Local firefighter helps hurricane victims in NYC
by Larry Chowning
As part of the VATF-2 task force team out of Virginia Beach, Lee Ward of Wake was activated and deployed recently to New York City to help victims of Hurricane Sandy.
Ward has been a fireman for the City of Williamsburg for nearly 10 years, and a volunteer firefighter with the Hartfield Volunteer Fire Department since 1993.
The VATF-2 task force is part of the National Urban Search & Rescue System that was established under the Federal Emergency Management Agency (FEMA) in 1989. Most states have a task force composed of highly-trained individuals that include firefighters, EMS personnel, dog handlers, engineers and physicians.

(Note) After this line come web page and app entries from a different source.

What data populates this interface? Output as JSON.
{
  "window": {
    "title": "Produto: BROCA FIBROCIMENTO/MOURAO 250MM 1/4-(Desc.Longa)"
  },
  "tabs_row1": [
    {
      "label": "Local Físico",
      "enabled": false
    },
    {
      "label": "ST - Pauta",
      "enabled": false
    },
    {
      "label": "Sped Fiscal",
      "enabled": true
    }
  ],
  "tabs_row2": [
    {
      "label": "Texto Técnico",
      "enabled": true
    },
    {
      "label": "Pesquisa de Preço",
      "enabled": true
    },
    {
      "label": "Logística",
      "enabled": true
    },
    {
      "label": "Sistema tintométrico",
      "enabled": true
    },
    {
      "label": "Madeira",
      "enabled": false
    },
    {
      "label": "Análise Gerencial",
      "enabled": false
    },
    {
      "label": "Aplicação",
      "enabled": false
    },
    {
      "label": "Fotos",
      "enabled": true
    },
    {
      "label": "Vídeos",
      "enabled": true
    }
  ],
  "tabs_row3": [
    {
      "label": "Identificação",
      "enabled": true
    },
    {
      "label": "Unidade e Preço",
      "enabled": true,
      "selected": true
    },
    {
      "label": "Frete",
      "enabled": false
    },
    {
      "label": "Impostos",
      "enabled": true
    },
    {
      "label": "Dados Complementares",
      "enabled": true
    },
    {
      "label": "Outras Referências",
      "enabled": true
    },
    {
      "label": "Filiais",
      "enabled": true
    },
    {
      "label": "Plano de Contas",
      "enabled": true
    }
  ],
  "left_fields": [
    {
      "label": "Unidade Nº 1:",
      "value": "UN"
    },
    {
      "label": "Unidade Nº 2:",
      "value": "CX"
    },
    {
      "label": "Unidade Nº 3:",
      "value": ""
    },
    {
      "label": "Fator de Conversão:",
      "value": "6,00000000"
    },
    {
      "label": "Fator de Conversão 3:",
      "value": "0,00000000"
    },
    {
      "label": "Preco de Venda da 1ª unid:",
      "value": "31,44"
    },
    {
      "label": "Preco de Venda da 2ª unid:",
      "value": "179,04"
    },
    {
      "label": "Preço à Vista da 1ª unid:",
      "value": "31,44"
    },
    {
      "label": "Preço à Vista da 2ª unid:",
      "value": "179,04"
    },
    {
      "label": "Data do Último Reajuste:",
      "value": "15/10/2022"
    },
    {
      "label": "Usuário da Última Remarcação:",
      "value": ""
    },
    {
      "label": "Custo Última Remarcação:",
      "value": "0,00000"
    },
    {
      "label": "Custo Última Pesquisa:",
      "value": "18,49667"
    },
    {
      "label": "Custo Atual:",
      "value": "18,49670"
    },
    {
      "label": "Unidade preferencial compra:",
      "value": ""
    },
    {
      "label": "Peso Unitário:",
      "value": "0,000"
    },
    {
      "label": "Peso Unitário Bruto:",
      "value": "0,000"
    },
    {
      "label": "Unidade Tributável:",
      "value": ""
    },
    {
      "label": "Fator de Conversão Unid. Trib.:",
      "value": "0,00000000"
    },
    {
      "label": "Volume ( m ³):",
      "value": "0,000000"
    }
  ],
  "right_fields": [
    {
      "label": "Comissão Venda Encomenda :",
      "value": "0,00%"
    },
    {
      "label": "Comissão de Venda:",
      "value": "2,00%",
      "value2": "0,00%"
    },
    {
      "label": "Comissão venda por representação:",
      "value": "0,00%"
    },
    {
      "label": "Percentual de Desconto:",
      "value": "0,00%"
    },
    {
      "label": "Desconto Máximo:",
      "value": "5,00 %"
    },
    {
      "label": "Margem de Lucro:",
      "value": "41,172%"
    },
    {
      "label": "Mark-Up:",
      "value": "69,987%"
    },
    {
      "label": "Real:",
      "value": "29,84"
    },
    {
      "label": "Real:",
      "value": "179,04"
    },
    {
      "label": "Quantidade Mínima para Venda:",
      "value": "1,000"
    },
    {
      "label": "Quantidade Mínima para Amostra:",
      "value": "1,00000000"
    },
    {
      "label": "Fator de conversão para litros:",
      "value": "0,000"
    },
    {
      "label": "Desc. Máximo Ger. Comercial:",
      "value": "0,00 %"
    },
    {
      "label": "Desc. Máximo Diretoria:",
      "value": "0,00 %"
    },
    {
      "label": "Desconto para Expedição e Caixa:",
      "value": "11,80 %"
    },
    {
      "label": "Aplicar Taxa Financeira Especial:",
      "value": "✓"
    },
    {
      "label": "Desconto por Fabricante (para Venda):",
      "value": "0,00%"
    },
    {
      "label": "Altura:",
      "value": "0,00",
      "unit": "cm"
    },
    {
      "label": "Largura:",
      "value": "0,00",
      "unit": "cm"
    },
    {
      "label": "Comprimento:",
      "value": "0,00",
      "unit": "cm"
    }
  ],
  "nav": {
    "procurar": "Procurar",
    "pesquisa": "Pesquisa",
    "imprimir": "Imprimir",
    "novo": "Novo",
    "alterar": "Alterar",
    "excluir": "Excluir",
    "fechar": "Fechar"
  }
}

When there is a natural disaster such as Sandy, members are often deployed and assist in those areas. Following Sandy, Ward got the call he had been deployed. “It’s a specialty team that I had to interview for,” he said. “Once accepted, it takes about a year to get deployed because of all the training.”
Ward was approved in the Heavy Equipment and Rigging (HER) category because he had past experience in operating a crane.
“I went to New York as a rigger and I was involved in search and rescue,” he said. “We spent most of our time going door-to-door making sure people did not need medical attention or whatever else we could do to help.”
Ward was there for eight days and worked in all five New York City boroughs—Bronx, Brooklyn, Queens, Staten Island and Manhattan. “People were really down because so many lost everything they had,” he said. “If their houses were still standing, in many cases 13-foot high tides had gone inside their homes. So, most everything they had was ruined by water.
“They lost their cars, and if they had a car they couldn’t get gas,” he said. “There was no (electrical) power. It was just a hard place, a hard time and there were a lot of people hurting.”
Ward was in New York on Election Day and had to vote absentee. “We ran into the voting issue when it was time to vote,” he said. “They came to us and asked how many people wanted to vote and all of us raised our hands. They had to call the registrar in that (New York) area and our votes were picked up by a representative, and mine was sent to Middlesex. The others were sent to wherever they were registered to vote.”
This was the second time Ward has been deployed. He was involved in Hurricane Irene with search and rescue efforts in New Jersey for five days.
“It’s a rewarding feeling to know that you are helping people,” said Ward. “But it is hard on you to see so many people hurting.”